In the listing below, find each line that holds "true" and list it.

==========

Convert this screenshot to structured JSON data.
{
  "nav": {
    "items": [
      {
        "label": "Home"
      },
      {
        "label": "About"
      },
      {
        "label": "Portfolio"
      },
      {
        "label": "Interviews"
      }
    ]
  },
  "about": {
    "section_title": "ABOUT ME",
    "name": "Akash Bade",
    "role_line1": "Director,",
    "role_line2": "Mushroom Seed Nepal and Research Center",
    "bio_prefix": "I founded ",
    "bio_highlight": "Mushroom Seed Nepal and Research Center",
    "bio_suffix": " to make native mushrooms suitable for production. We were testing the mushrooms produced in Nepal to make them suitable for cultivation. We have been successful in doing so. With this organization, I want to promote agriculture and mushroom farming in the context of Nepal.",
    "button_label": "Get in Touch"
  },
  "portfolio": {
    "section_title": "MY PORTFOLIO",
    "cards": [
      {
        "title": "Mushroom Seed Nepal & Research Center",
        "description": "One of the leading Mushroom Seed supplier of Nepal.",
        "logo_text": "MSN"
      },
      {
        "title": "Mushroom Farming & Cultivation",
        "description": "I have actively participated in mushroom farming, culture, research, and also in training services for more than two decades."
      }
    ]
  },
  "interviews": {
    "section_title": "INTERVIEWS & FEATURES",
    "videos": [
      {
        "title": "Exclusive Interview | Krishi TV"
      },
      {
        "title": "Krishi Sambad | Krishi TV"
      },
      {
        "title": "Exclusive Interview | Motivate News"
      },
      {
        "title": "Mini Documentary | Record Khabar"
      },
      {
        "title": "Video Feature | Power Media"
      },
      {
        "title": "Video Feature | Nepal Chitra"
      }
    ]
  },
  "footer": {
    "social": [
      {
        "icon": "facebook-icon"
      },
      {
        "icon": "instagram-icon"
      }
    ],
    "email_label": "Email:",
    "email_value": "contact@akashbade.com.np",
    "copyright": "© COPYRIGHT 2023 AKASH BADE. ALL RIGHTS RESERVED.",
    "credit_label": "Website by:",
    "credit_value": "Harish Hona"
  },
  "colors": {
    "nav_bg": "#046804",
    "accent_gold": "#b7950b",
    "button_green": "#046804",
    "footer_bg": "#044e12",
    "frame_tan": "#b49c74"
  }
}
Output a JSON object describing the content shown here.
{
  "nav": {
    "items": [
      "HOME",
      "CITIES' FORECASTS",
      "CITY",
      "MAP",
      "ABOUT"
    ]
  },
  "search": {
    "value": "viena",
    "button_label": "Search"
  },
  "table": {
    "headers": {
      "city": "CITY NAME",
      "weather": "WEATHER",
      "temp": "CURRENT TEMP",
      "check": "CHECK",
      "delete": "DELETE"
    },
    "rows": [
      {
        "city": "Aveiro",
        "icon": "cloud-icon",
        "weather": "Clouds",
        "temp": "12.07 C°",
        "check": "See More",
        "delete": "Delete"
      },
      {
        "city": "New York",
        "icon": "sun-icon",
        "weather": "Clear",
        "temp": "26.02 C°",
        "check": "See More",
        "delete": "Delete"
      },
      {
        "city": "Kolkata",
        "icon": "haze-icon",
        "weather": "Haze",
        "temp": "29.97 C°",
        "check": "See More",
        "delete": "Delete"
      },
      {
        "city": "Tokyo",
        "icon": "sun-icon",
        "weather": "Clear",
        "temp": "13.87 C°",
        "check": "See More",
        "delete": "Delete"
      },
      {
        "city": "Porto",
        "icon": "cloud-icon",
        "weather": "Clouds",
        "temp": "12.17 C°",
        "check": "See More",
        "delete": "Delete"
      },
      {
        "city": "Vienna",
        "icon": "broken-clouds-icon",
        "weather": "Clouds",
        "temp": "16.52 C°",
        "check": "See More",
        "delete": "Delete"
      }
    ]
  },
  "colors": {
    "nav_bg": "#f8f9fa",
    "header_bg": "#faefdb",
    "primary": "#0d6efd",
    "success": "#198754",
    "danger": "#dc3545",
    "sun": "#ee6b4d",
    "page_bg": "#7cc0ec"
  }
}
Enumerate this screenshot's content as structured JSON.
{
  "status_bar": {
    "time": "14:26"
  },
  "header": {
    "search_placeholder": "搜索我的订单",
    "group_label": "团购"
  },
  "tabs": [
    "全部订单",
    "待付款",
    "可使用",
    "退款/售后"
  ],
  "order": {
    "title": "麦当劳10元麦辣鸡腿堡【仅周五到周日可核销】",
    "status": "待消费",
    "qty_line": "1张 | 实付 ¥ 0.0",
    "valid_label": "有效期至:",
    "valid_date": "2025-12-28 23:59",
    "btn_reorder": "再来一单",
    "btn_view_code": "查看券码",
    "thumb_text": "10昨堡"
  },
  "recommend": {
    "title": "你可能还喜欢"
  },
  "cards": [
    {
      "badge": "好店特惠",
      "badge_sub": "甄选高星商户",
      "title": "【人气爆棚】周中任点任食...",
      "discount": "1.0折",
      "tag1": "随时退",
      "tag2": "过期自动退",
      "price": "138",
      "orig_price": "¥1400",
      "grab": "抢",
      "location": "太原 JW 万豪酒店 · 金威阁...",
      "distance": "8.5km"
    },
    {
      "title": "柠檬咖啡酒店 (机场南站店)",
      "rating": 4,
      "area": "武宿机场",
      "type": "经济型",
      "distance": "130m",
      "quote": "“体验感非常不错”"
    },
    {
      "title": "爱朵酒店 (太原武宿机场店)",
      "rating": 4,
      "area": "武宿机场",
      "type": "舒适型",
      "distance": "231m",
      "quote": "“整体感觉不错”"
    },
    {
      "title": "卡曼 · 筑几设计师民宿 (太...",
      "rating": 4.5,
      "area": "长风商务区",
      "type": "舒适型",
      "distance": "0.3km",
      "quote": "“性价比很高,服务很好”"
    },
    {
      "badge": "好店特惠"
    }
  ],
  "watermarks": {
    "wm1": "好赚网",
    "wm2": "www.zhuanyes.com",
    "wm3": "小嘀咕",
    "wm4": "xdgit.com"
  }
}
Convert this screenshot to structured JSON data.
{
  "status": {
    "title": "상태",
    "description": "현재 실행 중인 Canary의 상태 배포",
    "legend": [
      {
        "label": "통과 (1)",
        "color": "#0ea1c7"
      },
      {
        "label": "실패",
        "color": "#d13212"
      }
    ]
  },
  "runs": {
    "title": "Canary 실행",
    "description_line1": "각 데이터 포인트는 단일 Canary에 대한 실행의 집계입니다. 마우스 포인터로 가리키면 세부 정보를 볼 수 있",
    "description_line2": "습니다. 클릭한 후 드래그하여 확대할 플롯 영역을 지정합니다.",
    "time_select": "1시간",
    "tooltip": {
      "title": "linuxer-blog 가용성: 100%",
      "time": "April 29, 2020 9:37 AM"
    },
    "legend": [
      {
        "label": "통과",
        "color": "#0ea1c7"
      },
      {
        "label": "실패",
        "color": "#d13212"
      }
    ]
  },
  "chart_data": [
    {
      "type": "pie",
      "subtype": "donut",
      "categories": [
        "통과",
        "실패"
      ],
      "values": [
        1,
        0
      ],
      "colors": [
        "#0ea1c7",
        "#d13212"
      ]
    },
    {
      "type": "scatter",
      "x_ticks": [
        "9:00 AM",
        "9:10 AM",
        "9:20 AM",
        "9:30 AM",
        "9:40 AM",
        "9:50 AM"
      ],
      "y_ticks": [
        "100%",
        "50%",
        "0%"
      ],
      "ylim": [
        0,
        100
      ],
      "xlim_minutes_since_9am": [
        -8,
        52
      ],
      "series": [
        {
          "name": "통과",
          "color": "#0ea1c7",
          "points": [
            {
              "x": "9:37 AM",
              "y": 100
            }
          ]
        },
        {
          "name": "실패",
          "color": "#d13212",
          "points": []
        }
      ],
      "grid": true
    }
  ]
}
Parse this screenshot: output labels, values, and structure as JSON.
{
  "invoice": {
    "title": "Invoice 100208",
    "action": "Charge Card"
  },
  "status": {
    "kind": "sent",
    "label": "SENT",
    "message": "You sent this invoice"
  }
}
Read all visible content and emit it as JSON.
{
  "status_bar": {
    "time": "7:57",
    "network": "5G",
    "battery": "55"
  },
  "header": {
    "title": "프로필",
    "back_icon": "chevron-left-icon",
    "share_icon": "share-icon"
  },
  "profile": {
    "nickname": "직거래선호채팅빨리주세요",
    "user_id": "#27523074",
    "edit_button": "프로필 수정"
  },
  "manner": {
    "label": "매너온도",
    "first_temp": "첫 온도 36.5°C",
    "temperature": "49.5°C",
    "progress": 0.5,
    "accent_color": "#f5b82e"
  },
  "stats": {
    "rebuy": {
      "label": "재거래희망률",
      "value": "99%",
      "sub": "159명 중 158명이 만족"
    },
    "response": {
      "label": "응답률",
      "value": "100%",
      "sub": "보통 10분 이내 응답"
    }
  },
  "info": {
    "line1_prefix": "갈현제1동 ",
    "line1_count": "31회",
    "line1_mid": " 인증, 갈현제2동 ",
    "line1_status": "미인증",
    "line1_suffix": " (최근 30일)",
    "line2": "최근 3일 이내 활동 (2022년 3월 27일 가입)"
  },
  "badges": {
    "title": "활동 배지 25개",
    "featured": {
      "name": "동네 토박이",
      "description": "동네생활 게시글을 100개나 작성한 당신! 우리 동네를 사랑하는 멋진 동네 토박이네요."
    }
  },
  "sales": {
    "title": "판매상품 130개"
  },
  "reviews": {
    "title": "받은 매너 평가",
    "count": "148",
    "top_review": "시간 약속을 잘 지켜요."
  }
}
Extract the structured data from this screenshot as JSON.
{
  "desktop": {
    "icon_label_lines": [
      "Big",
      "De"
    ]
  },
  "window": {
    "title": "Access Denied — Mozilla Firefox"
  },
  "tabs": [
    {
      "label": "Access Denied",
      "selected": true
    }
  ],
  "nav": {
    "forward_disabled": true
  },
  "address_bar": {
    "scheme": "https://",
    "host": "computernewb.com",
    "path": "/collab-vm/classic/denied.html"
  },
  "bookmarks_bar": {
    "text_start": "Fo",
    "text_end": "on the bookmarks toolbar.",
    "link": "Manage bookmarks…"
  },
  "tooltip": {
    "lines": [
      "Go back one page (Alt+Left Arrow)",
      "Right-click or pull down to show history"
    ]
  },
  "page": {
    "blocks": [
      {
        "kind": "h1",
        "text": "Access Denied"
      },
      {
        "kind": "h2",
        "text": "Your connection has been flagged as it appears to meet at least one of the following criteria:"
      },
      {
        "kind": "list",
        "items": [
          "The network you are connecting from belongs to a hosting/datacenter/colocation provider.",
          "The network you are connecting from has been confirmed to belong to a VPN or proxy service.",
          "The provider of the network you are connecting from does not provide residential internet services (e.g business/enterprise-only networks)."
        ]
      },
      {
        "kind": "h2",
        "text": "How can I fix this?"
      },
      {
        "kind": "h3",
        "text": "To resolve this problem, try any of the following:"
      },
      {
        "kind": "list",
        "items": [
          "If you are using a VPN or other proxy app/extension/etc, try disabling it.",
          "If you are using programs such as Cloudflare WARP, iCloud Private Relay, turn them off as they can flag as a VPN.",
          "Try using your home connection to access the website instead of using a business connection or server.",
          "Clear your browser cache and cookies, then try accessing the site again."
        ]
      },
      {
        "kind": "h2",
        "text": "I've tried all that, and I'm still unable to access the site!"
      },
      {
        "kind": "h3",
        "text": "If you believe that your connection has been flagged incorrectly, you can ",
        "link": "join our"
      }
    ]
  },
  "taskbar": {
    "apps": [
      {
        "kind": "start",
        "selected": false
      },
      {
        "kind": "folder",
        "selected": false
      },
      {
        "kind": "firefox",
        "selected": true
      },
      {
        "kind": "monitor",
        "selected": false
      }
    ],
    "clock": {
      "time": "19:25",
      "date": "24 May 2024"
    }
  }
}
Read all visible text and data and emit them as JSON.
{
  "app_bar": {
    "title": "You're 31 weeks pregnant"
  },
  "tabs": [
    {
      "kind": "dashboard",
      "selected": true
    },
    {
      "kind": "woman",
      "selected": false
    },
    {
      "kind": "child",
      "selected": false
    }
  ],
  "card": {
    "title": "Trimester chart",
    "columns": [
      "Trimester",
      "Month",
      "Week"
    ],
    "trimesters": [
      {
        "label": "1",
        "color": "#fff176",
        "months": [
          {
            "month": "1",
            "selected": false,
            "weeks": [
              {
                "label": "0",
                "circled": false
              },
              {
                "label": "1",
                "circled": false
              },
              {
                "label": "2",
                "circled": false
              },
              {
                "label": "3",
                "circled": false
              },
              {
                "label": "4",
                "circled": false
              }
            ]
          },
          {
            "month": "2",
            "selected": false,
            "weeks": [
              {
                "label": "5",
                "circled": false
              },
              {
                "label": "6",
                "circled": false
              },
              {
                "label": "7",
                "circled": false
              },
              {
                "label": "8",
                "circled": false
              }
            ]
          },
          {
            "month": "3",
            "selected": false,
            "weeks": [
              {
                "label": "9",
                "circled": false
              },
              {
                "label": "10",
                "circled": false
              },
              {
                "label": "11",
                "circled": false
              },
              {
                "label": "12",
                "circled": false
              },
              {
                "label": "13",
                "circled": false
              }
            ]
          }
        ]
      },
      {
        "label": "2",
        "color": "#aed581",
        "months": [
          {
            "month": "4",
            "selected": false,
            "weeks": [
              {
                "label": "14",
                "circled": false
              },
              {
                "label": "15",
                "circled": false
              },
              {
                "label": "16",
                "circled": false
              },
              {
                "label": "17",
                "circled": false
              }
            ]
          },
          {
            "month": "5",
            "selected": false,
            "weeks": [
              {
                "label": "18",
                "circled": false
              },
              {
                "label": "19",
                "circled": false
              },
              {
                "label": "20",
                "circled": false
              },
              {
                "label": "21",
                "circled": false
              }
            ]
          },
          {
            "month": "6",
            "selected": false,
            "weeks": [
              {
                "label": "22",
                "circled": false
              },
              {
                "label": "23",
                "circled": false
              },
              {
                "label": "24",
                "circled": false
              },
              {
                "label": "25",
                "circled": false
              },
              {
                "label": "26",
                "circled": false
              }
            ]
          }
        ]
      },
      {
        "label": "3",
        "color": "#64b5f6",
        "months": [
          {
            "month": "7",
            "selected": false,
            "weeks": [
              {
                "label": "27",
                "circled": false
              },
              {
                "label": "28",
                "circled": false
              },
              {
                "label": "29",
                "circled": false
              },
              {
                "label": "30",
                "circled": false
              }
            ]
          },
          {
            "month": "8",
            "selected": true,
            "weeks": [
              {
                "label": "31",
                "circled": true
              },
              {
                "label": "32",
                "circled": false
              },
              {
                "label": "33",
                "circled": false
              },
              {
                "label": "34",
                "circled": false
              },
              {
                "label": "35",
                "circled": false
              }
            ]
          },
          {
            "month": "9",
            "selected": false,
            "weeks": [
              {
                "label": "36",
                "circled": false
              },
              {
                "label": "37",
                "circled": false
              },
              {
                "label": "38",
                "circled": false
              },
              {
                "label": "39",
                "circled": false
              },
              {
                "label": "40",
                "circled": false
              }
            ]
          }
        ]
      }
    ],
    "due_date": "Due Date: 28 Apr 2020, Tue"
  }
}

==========

Task result:
      "grid": true
      "selected": true
    "forward_disabled": true
        "selected": true
      "selected": true
            "selected": true,
                "circled": true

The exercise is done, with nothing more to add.